Records to process:
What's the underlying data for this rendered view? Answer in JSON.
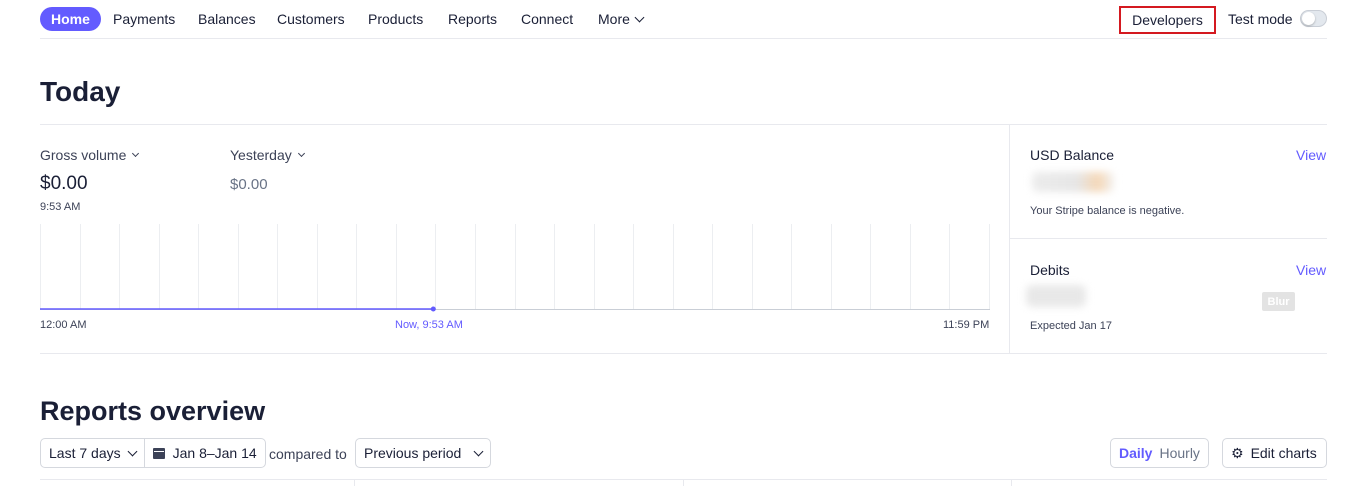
{
  "nav": {
    "items": [
      "Home",
      "Payments",
      "Balances",
      "Customers",
      "Products",
      "Reports",
      "Connect"
    ],
    "more_label": "More",
    "developers_label": "Developers",
    "test_mode_label": "Test mode"
  },
  "today": {
    "title": "Today",
    "gross_volume": {
      "label": "Gross volume",
      "value": "$0.00",
      "time": "9:53 AM"
    },
    "yesterday": {
      "label": "Yesterday",
      "value": "$0.00"
    },
    "chart": {
      "start_label": "12:00 AM",
      "now_label": "Now, 9:53 AM",
      "end_label": "11:59 PM",
      "now_fraction": 0.414,
      "value": 0,
      "line_color": "#635bff"
    }
  },
  "usd_balance": {
    "title": "USD Balance",
    "view_label": "View",
    "note": "Your Stripe balance is negative."
  },
  "debits": {
    "title": "Debits",
    "view_label": "View",
    "note": "Expected Jan 17",
    "blur_tag": "Blur"
  },
  "reports": {
    "title": "Reports overview",
    "range_label": "Last 7 days",
    "date_range": "Jan 8–Jan 14",
    "compared_label": "compared to",
    "period_label": "Previous period",
    "daily_label": "Daily",
    "hourly_label": "Hourly",
    "edit_label": "Edit charts"
  },
  "colors": {
    "accent": "#635bff",
    "highlight_border": "#d41920"
  }
}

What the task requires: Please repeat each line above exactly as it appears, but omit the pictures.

Exercise solution:
What's the underlying data for this rendered view? Answer in JSON.
{
  "nav": {
    "items": [
      "Home",
      "Payments",
      "Balances",
      "Customers",
      "Products",
      "Reports",
      "Connect"
    ],
    "more_label": "More",
    "developers_label": "Developers",
    "test_mode_label": "Test mode"
  },
  "today": {
    "title": "Today",
    "gross_volume": {
      "label": "Gross volume",
      "value": "$0.00",
      "time": "9:53 AM"
    },
    "yesterday": {
      "label": "Yesterday",
      "value": "$0.00"
    },
    "chart": {
      "start_label": "12:00 AM",
      "now_label": "Now, 9:53 AM",
      "end_label": "11:59 PM",
      "now_fraction": 0.414,
      "value": 0,
      "line_color": "#635bff"
    }
  },
  "usd_balance": {
    "title": "USD Balance",
    "view_label": "View",
    "note": "Your Stripe balance is negative."
  },
  "debits": {
    "title": "Debits",
    "view_label": "View",
    "note": "Expected Jan 17",
    "blur_tag": "Blur"
  },
  "reports": {
    "title": "Reports overview",
    "range_label": "Last 7 days",
    "date_range": "Jan 8–Jan 14",
    "compared_label": "compared to",
    "period_label": "Previous period",
    "daily_label": "Daily",
    "hourly_label": "Hourly",
    "edit_label": "Edit charts"
  },
  "colors": {
    "accent": "#635bff",
    "highlight_border": "#d41920"
  }
}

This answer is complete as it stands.